• _YOUR OBJECTIVE_:
Search the records for lines that contain the word "Setup". Copy them all.

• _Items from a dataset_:
============

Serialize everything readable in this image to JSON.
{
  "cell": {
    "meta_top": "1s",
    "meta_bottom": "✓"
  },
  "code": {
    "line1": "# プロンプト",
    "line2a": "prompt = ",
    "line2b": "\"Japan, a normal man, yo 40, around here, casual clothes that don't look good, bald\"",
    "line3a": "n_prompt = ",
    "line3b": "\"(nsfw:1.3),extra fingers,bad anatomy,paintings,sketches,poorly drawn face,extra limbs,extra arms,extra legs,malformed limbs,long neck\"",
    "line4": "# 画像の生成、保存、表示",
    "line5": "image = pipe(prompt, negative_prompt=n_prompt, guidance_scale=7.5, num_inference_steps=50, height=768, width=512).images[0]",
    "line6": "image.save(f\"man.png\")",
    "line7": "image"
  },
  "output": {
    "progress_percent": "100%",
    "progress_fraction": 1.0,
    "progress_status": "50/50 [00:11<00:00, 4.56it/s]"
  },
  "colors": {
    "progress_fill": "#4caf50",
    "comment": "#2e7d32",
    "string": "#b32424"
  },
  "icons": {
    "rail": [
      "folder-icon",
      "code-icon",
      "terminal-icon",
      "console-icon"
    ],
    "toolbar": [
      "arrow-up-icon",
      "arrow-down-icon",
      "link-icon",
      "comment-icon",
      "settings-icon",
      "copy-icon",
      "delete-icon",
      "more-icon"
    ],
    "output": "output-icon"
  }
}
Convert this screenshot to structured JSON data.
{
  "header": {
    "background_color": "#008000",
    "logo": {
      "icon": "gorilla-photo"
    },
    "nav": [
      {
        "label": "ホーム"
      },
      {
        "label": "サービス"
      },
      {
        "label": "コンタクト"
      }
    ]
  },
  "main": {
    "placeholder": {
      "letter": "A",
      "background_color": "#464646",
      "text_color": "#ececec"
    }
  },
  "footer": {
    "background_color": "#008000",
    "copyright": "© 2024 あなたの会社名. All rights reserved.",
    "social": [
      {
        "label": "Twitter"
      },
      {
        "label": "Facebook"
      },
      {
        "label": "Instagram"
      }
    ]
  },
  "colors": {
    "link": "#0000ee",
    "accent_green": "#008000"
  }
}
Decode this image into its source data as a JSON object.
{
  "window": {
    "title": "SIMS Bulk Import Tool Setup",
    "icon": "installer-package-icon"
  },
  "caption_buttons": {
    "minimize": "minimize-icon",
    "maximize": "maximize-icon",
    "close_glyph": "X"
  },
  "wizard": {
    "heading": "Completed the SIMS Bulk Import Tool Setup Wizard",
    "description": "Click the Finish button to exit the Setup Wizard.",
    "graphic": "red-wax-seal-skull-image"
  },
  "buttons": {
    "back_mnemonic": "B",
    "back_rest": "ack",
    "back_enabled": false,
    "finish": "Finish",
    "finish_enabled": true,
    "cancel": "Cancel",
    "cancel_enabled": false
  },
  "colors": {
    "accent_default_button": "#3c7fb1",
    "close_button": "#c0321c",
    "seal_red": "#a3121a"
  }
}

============

• _OUTPUT OF THE TASK_:
    "title": "SIMS Bulk Import Tool Setup",
    "heading": "Completed the SIMS Bulk Import Tool Setup Wizard",
    "description": "Click the Finish button to exit the Setup Wizard.",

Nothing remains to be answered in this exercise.